Prime Minister Narendra Modi and Chinese President Xi Jinping will meet on the sidelines of the BRICS Summit in Johannesburg next week, according to the Chinese Foreign Ministry.
The Chinese Foreign Ministry further said that the two leaders will discuss the US' trade war and its protectionist trade policy during the meeting.
It added that Xi and Modi will have a one-on-one at Johannesburg on the sidelines of the three-day Brazil, Russia, India, China and South Africa (BRICS) summit beginning July 25.
"President Xi Jinping and Prime Minister (Narendra) Modi will go to South Africa for the BRICS summit... On the sidelines of the summit, Xi will hold bilateral meetings with the leaders of India and other countries. The relevant details (of the meeting) are under negotiation," Foreign Ministry spokesperson Hua Chunying said.
This will be the third meeting between Xi and Modi this year. Earlier, they met during Shanghai Cooperation Organisation (SCO) summit in May and then in Wuhan in April. Both leaders will likely take stock of the agreements and deals clinched on the sidelines of the SCO and Wuhan.
While China is locked in a trade war with the US, which accuses Beijing of dodgy business practices, New Delhi last month decided to hike tariffs on 30 US products in retaliation to American President Donald Trump's decision to slap more taxes on Indian steel and aluminium.
Asked if the on-going trade war by the US will be discussed between Modi and Xi, Hua said: "They will exchange views on the international landscape, BRICS cooperation and other issues of mutual interest. As for the US trade protectionism and unilateralism, it has aroused wide concerns from the international community."
"China and India uphold multilateralism and free trade and the open world economy. They hold consensus and common interests in this aspect. I think the leaders will exchange views on the issue of common interests including this issue.

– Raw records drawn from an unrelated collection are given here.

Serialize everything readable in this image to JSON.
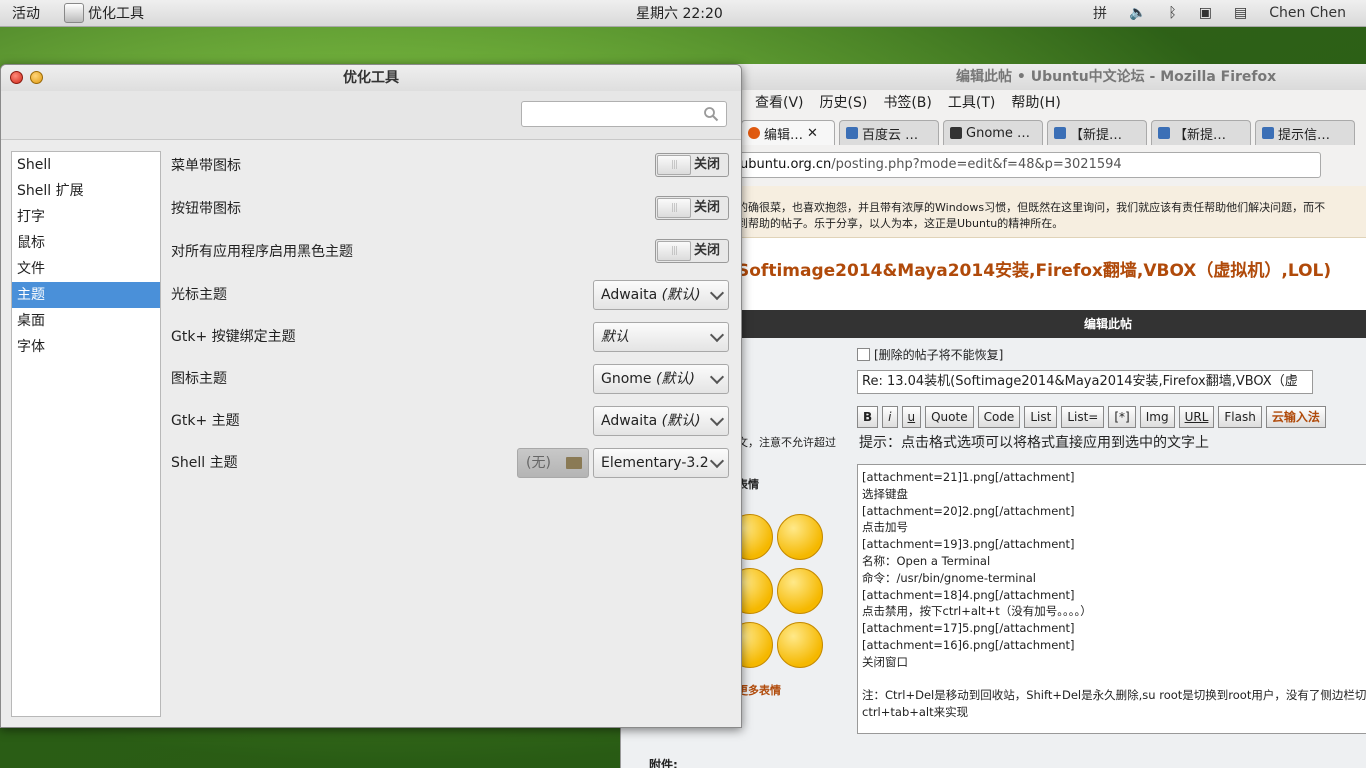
{
  "top_panel": {
    "activities": "活动",
    "app_name": "优化工具",
    "clock": "星期六 22:20",
    "input_method": "拼",
    "user": "Chen Chen"
  },
  "firefox": {
    "title": "编辑此帖 • Ubuntu中文论坛 - Mozilla Firefox",
    "menus": [
      "查看(V)",
      "历史(S)",
      "书签(B)",
      "工具(T)",
      "帮助(H)"
    ],
    "tabs": [
      "编辑…",
      "百度云 …",
      "Gnome …",
      "【新提…",
      "【新提…",
      "提示信…"
    ],
    "url_prefix": "ubuntu.org.cn",
    "url_rest": "/posting.php?mode=edit&f=48&p=3021594",
    "notice_line1": "的确很菜，也喜欢抱怨，并且带有浓厚的Windows习惯，但既然在这里询问，我们就应该有责任帮助他们解决问题，而不",
    "notice_line2": "到帮助的帖子。乐于分享，以人为本，这正是Ubuntu的精神所在。",
    "heading": "Softimage2014&Maya2014安装,Firefox翻墙,VBOX（虚拟机）,LOL)",
    "section_title": "编辑此帖",
    "delete_check": "[删除的帖子将不能恢复]",
    "subject": "Re: 13.04装机(Softimage2014&Maya2014安装,Firefox翻墙,VBOX（虚",
    "format_buttons": [
      "B",
      "i",
      "u",
      "Quote",
      "Code",
      "List",
      "List=",
      "[*]",
      "Img",
      "URL",
      "Flash",
      "云输入法"
    ],
    "format_hint": "提示：点击格式选项可以将格式直接应用到选中的文字上",
    "side_note": "文，注意不允许超过",
    "emoji_label": "表情",
    "more_emoji": "更多表情",
    "post_lines": [
      "[attachment=21]1.png[/attachment]",
      "选择键盘",
      "[attachment=20]2.png[/attachment]",
      "点击加号",
      "[attachment=19]3.png[/attachment]",
      "名称：Open a Terminal",
      "命令：/usr/bin/gnome-terminal",
      "[attachment=18]4.png[/attachment]",
      "点击禁用，按下ctrl+alt+t（没有加号。。。。）",
      "[attachment=17]5.png[/attachment]",
      "[attachment=16]6.png[/attachment]",
      "关闭窗口",
      "",
      "注：Ctrl+Del是移动到回收站，Shift+Del是永久删除,su root是切换到root用户，没有了侧边栏切",
      "ctrl+tab+alt来实现"
    ],
    "attach_label": "附件:"
  },
  "tweak": {
    "title": "优化工具",
    "search_placeholder": "",
    "sidebar": [
      "Shell",
      "Shell 扩展",
      "打字",
      "鼠标",
      "文件",
      "主题",
      "桌面",
      "字体"
    ],
    "selected_index": 5,
    "settings": {
      "menu_icons": {
        "label": "菜单带图标",
        "state": "关闭"
      },
      "button_icons": {
        "label": "按钮带图标",
        "state": "关闭"
      },
      "dark_theme": {
        "label": "对所有应用程序启用黑色主题",
        "state": "关闭"
      },
      "cursor_theme": {
        "label": "光标主题",
        "value": "Adwaita",
        "suffix": "(默认)"
      },
      "keybinding_theme": {
        "label": "Gtk+ 按键绑定主题",
        "value": "",
        "suffix": "默认"
      },
      "icon_theme": {
        "label": "图标主题",
        "value": "Gnome",
        "suffix": "(默认)"
      },
      "gtk_theme": {
        "label": "Gtk+ 主题",
        "value": "Adwaita",
        "suffix": "(默认)"
      },
      "shell_theme": {
        "label": "Shell 主题",
        "file": "(无)",
        "value": "Elementary-3.2",
        "suffix": ""
      }
    }
  }
}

This is also the consensus of the BRICS countries," Hua said.
Beijing and Washington have slapped levies of $34 billion on each other's products, a move which was initiated by Trump whose administration accuses China of unfair trade practices.

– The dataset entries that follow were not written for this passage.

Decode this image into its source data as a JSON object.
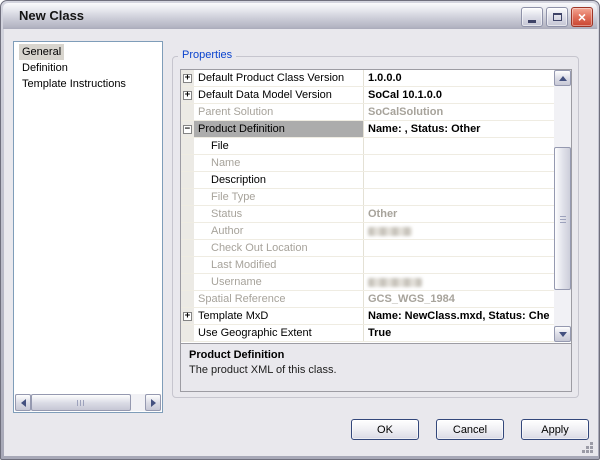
{
  "window": {
    "title": "New Class"
  },
  "icons": {
    "plus": "+",
    "minus": "−",
    "close": "×"
  },
  "nav_list": {
    "items": [
      {
        "label": "General",
        "selected": true
      },
      {
        "label": "Definition",
        "selected": false
      },
      {
        "label": "Template Instructions",
        "selected": false
      }
    ]
  },
  "properties_panel": {
    "group_label": "Properties",
    "grid": {
      "rows": [
        {
          "label": "Default Product Class Version",
          "expand": "plus",
          "value": "1.0.0.0"
        },
        {
          "label": "Default Data Model Version",
          "expand": "plus",
          "value": "SoCal 10.1.0.0"
        },
        {
          "label": "Parent Solution",
          "readonly": true,
          "value": "SoCalSolution",
          "value_gray": true
        },
        {
          "label": "Product Definition",
          "expand": "minus",
          "selected": true,
          "value": "Name: , Status: Other"
        },
        {
          "label": "File",
          "level": 1
        },
        {
          "label": "Name",
          "level": 1,
          "readonly": true
        },
        {
          "label": "Description",
          "level": 1
        },
        {
          "label": "File Type",
          "level": 1,
          "readonly": true
        },
        {
          "label": "Status",
          "level": 1,
          "readonly": true,
          "value": "Other",
          "value_gray": true
        },
        {
          "label": "Author",
          "level": 1,
          "readonly": true,
          "redacted": "w1"
        },
        {
          "label": "Check Out Location",
          "level": 1,
          "readonly": true
        },
        {
          "label": "Last Modified",
          "level": 1,
          "readonly": true
        },
        {
          "label": "Username",
          "level": 1,
          "readonly": true,
          "redacted": "w2"
        },
        {
          "label": "Spatial Reference",
          "readonly": true,
          "value": "GCS_WGS_1984",
          "value_gray": true
        },
        {
          "label": "Template MxD",
          "expand": "plus",
          "value": "Name: NewClass.mxd, Status: Che"
        },
        {
          "label": "Use Geographic Extent",
          "value": "True"
        }
      ]
    },
    "help": {
      "title": "Product Definition",
      "description": "The product XML of this class."
    }
  },
  "buttons": {
    "ok": "OK",
    "cancel": "Cancel",
    "apply": "Apply"
  },
  "colors": {
    "group_label_blue": "#0B44CE",
    "selected_row_bg": "#ACACAC",
    "disabled_text": "#A7A39B",
    "close_button_red": "#C94531",
    "listbox_border": "#7F9DB9",
    "client_bg": "#E9E8ED"
  }
}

Trump has also slapped additional tariffs on products from the European Union, which he called a "foe" last week.
(With IANS inputs)